We've seen this plot play out innumerable times. Secret agent/cop/detective/wetworker/best-there-is-at-what-he-does gets too close to the truth. Some shadow organization frames him, pinning on him the very crimes he sought to uncover. Innocent people turn up dead; loyalties are tested; and the trail leads inevitably to the top. By the end, our hero has rooted out so much filth from the system, it's difficult to imagine how the society will survive all its gaping holes. I'm thinking of sci-fi movies like Minority Report and Logan's Run; secret agent movies like Mission: Impossible and Eraser; and cop movies like The Negotiator. In each case, the villains would have done well to heed Michael Clayton's disgust, "I'm not the guy you kill; I'm the guy you pay off." (Not that our heroes would take a bribe, but it could at least save the bad guy a bloody death.) When the machine turns against its own zealot, it creates an unimaginable adversary: one who is knowledgeable, highly skilled, difficult to locate, and very pissed off.
But there's something different about Salt. We know from the trailer that Evelyn Salt (Angelina Jolie) is an American spy who is accused of being a mole for the now-defunct KGB. That a walk-in so casually testifies to this fact during interrogation would seem to warrant immediate dismissal, and Salt's colleagues aren't at all convinced. But Salt is suspicious; it's almost like she can read the script, and she knows that she's about to be the target of a vast conspiracy. So she begins an investigation into the truth that, naturally, only serves to further implicate her. Her fellow agents, headed up by the wonderful Liev Schreiber, are forced to hunt her; Salt's family is put in danger; and Salt herself must become every bit the threat she was imagined to be, just to clear her name.

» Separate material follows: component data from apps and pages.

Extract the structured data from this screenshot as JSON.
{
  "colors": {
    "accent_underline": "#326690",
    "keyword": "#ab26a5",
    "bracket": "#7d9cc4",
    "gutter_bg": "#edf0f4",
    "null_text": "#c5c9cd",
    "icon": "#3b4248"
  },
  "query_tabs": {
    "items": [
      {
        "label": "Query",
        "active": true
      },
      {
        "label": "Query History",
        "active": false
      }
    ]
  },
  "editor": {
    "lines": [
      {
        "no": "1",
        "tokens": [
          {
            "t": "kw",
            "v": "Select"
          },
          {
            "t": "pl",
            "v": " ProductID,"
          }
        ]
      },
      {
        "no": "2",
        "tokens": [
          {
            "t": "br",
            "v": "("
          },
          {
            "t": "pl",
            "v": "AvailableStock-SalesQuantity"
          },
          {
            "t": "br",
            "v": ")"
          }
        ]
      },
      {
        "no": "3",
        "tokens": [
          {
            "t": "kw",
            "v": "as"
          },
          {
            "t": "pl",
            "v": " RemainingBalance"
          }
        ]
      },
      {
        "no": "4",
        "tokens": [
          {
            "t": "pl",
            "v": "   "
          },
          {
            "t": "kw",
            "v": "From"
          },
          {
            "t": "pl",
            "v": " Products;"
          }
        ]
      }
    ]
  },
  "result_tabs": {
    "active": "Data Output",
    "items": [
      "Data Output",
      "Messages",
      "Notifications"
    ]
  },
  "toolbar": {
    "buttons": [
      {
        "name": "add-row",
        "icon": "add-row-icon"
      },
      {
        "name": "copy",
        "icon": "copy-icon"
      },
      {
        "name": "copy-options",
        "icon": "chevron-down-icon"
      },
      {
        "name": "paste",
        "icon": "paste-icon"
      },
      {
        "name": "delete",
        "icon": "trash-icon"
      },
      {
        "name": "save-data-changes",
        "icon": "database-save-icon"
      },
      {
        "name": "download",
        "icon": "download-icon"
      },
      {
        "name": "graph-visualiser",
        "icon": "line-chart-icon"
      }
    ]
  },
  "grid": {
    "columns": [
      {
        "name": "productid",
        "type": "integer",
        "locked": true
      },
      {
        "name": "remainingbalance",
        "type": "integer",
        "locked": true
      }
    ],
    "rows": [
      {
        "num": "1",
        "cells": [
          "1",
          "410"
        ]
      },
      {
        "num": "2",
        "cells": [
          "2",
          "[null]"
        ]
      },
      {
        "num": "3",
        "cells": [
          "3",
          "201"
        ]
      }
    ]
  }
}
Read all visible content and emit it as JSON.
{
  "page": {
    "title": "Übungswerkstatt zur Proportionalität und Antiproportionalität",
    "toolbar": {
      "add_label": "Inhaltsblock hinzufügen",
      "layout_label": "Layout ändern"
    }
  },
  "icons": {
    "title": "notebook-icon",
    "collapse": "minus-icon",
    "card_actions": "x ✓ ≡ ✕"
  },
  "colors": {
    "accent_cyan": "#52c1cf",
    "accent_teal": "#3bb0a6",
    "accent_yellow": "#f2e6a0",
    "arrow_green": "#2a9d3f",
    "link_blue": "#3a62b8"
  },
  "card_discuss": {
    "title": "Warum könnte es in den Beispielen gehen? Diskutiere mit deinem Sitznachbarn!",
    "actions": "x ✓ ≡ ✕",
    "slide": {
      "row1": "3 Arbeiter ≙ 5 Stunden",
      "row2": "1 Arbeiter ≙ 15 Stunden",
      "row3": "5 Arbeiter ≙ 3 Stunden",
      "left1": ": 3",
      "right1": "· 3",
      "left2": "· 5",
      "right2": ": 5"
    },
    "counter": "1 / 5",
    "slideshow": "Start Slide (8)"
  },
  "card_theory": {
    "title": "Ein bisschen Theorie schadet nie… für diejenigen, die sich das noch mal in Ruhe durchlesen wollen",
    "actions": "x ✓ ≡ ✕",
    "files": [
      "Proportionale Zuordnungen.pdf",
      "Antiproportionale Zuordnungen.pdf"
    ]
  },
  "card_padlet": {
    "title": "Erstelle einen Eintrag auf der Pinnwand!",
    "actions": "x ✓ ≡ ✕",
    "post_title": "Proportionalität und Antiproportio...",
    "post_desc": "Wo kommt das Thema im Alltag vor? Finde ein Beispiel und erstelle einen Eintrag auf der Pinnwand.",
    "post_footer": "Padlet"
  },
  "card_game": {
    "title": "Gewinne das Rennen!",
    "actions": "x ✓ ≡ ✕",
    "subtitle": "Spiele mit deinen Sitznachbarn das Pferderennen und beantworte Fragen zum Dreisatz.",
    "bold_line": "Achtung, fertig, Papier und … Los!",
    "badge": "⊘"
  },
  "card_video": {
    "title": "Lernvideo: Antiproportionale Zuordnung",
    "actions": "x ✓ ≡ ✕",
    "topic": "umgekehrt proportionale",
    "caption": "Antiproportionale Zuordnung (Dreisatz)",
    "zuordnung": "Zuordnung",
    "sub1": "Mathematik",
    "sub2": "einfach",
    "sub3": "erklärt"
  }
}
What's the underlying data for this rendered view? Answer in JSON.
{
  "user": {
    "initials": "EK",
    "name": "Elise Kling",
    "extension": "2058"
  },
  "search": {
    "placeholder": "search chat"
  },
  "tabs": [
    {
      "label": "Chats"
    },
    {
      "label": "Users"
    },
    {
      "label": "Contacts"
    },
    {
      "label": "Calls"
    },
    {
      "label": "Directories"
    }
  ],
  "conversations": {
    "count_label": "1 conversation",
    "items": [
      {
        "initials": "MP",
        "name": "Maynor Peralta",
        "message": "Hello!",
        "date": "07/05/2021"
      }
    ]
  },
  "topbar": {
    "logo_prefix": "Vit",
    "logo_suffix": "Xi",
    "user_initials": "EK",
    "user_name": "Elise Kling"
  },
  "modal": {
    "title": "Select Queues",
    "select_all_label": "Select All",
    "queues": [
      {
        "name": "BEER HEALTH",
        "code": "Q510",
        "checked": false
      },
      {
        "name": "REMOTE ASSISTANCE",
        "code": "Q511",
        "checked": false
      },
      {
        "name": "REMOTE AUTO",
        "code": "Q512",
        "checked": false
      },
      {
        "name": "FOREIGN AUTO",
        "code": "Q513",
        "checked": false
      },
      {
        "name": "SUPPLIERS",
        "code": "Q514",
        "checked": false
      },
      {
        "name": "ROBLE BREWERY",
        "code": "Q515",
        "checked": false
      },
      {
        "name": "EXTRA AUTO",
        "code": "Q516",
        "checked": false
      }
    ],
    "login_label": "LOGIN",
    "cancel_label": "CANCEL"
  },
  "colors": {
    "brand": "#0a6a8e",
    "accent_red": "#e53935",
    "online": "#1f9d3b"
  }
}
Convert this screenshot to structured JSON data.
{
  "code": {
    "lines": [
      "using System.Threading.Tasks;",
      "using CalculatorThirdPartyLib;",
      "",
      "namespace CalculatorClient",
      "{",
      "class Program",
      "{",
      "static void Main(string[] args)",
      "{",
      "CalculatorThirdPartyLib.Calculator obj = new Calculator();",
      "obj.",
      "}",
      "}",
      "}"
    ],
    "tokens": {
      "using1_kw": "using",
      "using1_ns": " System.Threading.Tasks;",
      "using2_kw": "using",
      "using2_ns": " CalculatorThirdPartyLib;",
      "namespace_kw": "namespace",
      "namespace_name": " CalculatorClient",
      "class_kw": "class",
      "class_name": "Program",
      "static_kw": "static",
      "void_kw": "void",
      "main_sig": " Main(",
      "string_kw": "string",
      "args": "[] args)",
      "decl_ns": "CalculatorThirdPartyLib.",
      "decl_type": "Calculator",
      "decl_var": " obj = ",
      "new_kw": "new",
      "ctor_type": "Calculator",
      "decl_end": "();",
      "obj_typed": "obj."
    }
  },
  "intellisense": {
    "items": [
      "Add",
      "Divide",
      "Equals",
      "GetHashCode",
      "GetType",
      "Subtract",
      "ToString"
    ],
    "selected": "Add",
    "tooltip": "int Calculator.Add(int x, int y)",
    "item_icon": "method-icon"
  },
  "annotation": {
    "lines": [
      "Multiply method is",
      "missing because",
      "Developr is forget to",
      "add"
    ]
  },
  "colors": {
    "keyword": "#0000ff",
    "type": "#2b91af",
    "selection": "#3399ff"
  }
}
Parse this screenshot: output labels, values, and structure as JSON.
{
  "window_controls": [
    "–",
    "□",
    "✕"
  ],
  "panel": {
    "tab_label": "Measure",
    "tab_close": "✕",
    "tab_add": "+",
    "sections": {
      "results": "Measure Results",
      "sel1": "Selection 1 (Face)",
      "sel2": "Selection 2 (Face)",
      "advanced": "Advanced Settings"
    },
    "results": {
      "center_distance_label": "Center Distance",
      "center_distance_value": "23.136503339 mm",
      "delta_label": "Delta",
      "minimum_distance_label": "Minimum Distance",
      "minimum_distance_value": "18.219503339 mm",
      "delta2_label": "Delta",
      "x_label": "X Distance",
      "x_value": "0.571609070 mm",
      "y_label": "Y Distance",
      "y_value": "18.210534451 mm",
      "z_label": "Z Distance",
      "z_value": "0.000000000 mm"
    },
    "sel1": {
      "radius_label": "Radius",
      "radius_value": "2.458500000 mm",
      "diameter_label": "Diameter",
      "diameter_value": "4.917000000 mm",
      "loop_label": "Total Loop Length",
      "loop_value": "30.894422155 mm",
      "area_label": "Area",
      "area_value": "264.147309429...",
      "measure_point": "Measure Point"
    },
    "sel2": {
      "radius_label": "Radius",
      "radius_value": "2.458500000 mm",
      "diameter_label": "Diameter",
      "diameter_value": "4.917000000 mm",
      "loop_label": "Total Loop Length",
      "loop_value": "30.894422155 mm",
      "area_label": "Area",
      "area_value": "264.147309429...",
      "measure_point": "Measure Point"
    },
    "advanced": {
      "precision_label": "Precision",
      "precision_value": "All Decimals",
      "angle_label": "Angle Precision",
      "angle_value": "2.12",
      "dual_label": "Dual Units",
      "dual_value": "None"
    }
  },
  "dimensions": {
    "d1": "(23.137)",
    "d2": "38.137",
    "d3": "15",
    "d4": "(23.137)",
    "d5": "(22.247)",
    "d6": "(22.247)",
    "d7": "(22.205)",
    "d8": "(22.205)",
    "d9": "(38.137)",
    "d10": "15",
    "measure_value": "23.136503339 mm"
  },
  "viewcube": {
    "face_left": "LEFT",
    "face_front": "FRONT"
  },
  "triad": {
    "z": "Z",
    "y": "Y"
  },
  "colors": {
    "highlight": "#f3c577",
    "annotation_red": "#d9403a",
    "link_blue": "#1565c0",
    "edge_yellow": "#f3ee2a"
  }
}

I've never been a fan of Angelina Jolie, but she was made for this role. She's kicked a lot of ass in her time, as Lara Croft, Mrs. Smith, Fox (Wanted), Franky (Sky Captain and the World of Tomorrow), and Grendel's mother (Beowulf). But Evelyn Salt tops them all. She is on the run for the entire movie, evading her pursuers, sneaking into the most tightly secured environments, smashing through windows, busting heads. Boom! She has the talents and rage of Daniel Craig's 007, but exists in a more realistic world of consequences. We never leave her long enough for the script to magically teleport her to an exotic locale in a new outfit with a bankroll; she's got the clothes on her back, and no way out of the city; she must run, constantly; she must punch her way to the truth. When she's captured, she escapes by the most brutal means. At one point she uses some's body as a silencer.
The rest of the cast is fascinating. Chiwetel Ejiofor, an agent from a different division, is tasked with her apprehension, and bears down on her with all the competence we would hope our government to actually have in such a case. Daniel Olbrychski, Salt's accuser, is both mysterious and personable. What are his motivations, and why has he singled out Salt?
Writing this review a year late, I can see with clarity how Salt fared at the box office. According to The Numbers, it ranks 20th for ticket sales in 2010. I'm actually pleasantly surprised by this (I'd be happier if Salt weren't immediately preceded in the list by The Other Guys). But in terms of plot similarity, Salt stomped the comp: The A-Team (#41), Knight and Day (#42, sadness), and The Losers (#114, had to really scroll for that one). And Salt was only beaten out by two other movies with a female lead (Alice in Wonderland, #2; and Twilight: Eclipse, #5; I haven't seen Tangled, but I gathered from the trailer that it's told more from the rogue's perspective). What's refreshing about Salt, too, is that the role is pretty much gender-neutral; throw Tom Cruise into the same role, and the movie could carry on with few adjustments. It's not too often that a non-pregnant, non-wanting-to-be-pregnant leading role goes to a woman.